◆ ACTIVITY
In the listing below, locate the lines that hold "username" and copy them.

━━ MATERIAL SHOWN ━━

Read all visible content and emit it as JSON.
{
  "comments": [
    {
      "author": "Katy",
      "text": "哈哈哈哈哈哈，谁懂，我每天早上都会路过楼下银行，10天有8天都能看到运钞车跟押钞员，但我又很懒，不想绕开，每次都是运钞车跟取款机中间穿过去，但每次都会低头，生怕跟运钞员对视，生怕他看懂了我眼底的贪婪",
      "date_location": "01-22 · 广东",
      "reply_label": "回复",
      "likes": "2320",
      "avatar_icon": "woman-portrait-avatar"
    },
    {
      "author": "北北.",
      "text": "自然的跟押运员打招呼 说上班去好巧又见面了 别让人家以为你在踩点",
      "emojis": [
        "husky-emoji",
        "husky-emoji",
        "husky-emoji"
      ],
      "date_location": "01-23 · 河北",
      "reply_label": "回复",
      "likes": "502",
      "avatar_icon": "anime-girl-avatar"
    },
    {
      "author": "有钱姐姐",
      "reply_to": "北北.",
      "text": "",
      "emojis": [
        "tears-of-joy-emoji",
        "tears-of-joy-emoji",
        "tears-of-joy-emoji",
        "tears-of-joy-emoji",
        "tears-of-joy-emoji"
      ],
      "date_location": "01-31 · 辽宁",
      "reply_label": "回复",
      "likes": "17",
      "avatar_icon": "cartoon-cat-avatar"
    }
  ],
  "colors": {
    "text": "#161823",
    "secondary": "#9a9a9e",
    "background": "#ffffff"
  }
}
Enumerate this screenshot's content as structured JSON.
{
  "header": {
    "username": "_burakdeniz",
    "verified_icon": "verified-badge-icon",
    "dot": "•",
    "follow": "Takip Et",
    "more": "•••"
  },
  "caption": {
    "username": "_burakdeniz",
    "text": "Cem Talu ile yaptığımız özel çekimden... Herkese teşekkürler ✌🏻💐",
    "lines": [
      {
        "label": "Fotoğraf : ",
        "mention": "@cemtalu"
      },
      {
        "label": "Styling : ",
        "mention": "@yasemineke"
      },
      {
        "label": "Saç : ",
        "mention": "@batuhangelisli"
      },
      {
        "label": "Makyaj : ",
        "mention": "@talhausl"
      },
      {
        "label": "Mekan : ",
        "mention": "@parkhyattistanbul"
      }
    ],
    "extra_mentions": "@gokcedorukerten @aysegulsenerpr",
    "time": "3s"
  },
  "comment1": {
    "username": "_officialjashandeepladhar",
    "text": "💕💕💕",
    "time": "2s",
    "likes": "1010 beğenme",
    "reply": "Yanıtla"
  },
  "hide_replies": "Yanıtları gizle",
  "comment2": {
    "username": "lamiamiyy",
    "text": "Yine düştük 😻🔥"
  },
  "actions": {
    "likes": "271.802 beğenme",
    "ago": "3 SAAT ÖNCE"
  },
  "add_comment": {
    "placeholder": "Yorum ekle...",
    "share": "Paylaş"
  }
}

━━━

◆ EXERCISE RESULT
    "username": "_burakdeniz",
    "username": "_burakdeniz",
    "username": "_officialjashandeepladhar",
    "username": "lamiamiyy",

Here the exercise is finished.